Faster than you can say “change reels,” numerous exhibition and distribution executives were quick to express skepticism over Pacific Bell’s announcement Monday that it would test a system to deliver movies over high-speed phone lines at close to a dozen L.A.-area theaters later this year.
The Baby Bell formally unveiled its joint venture with Alcatel, which manufactures data and image transmission equipment, to test the transmitting of movies and live events in digital form over high-speed optic networks directly to movie theaters.
While Pac Bell’s prepared announcement was quick to trumpet the system’s supposed advantages, which include lower costs and the ability to transmit different versions of a film, some execs insisted that the savings figures calculated by Pac Bell were not accurate.
For instance, many execs noted that Pac Bell made no mention of what the actual transfer costs will be once the systems were in place. The telecommunications giant estimated the cost of converting a theater to the new high-definition system to be roughly $ 100,000 per screen.
Questions of cost
“They are going to have an awful job convincing exhibitors to pay $ 100,000 per screen,” said Barry Reardon, president of Warner Bros. distributing. “Also, how much is it going to cost to receive a print for each screen? There are still an awful lot of unanswered questions.”
“We have not heard anything about the additional costs,” said one Los Angeles-based exhibitor. “There are a lot of things that haven’t been explained. The other problem is that a lot of theaters have invested money in upgrading their equipment and now, it’s out the window.”
Another studio distribution executive also noted that with roughly 25,000 screens throughout the country that would need updating, the total cost for such a job would be $ 2.5 billion, which is about equal to the exhibitors’ share of last year’s record-breaking $ 5 billion year.

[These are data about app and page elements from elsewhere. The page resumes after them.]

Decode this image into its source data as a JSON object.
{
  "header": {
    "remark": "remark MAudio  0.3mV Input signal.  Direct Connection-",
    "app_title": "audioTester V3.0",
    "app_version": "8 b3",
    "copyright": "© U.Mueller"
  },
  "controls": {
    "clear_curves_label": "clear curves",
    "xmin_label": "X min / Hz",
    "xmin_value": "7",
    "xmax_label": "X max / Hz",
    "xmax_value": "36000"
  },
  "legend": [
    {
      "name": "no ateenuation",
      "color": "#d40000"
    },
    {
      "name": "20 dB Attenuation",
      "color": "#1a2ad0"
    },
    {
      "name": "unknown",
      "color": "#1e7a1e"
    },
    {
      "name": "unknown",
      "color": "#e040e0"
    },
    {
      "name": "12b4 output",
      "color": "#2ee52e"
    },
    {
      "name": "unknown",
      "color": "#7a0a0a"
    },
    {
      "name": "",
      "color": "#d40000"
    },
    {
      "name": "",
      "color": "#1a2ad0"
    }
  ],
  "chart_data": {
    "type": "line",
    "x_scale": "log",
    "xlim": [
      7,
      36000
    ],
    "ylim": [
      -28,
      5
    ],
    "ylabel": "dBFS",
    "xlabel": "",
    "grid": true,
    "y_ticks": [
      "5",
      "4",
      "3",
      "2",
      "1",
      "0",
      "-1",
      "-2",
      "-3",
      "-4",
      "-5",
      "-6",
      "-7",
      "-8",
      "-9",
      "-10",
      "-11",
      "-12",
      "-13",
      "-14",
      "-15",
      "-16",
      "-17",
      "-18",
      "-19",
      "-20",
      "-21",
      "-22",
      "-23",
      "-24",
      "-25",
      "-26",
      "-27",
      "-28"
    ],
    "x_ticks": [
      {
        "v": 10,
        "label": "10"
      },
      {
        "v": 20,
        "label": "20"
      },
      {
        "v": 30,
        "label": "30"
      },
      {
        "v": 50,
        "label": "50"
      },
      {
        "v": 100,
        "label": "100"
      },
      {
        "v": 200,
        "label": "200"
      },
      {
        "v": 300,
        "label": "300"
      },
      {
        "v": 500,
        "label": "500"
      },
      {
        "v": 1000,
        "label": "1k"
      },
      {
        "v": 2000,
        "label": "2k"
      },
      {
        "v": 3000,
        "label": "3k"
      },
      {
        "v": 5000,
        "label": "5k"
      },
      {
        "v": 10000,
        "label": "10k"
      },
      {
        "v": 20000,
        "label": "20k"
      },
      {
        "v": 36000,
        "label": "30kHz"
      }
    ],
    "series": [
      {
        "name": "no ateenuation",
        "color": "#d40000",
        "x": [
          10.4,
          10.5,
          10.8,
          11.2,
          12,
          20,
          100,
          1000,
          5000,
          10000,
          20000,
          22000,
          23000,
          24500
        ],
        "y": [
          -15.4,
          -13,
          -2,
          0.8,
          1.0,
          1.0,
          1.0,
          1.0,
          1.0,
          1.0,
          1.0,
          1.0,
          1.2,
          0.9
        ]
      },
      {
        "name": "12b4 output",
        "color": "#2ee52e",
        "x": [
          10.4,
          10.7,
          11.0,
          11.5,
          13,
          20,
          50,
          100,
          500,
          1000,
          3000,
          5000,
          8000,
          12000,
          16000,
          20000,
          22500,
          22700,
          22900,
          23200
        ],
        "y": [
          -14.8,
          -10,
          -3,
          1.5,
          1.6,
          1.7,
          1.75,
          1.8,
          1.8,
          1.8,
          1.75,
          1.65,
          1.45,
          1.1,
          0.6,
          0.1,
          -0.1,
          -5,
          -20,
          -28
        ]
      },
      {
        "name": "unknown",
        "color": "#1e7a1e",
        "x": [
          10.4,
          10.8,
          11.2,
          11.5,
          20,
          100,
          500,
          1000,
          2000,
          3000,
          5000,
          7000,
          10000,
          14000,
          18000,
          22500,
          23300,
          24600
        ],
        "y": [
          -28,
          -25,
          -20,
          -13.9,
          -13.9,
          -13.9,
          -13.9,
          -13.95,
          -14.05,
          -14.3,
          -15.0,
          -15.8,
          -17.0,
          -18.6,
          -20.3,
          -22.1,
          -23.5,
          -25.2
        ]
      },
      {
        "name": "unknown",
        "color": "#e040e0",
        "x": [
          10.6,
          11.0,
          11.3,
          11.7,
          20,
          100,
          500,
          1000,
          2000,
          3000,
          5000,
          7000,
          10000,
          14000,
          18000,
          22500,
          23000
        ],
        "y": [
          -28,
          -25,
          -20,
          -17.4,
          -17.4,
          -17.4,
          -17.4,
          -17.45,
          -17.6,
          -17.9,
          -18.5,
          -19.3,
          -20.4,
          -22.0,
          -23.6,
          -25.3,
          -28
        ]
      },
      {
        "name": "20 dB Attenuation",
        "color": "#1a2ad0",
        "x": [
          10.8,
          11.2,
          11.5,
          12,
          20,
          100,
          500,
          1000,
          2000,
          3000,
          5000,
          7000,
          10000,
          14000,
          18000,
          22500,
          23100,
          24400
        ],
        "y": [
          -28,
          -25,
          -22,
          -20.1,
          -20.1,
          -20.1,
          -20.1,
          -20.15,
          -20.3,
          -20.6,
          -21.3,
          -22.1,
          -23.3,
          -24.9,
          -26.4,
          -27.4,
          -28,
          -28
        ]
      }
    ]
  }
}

In making the announcement, Pac Bell also said that the system would save 25% of the $ 500 million that studios and distributors pay for making prints, warehousing film and shipping, which translates to about $ 375 million. But numerous execs said the $ 500 million estimated by Pac Bell was too high.
“The cost of doing that for the entire industry is between $ 300 million and $ 450 million, more like $ 375 million,” said a studio exec. “If their system is going to cost 75% of $ 375 million, then there is no savings. That’s a big problem. There’s something wrong with their numbers.”
Execs also noted that Pac Bell seemed to be forgetting about the role studio distribution departments play in a film’s release.
“They seem to feel that distribution doesn’t exist,” said one exhibitor. “It gives you the impression that the theaters will just dial up and get what they want. But there are many other things that come into play. For instance, two movie theaters that are across from each other can’t play the same kind of picture.”
And, of course, most are convinced that the quality of the films, which will be broadcast through a high-definition system, will not be as good as those projected on 35mm film.
“We had seen the presentation at ShoWest. We felt that the presentation has a ways to go,” said Pacific Theatres VP Milt Moritz. “We weren’t thrilled with the clarity. It didn’t have the sharpness of film.”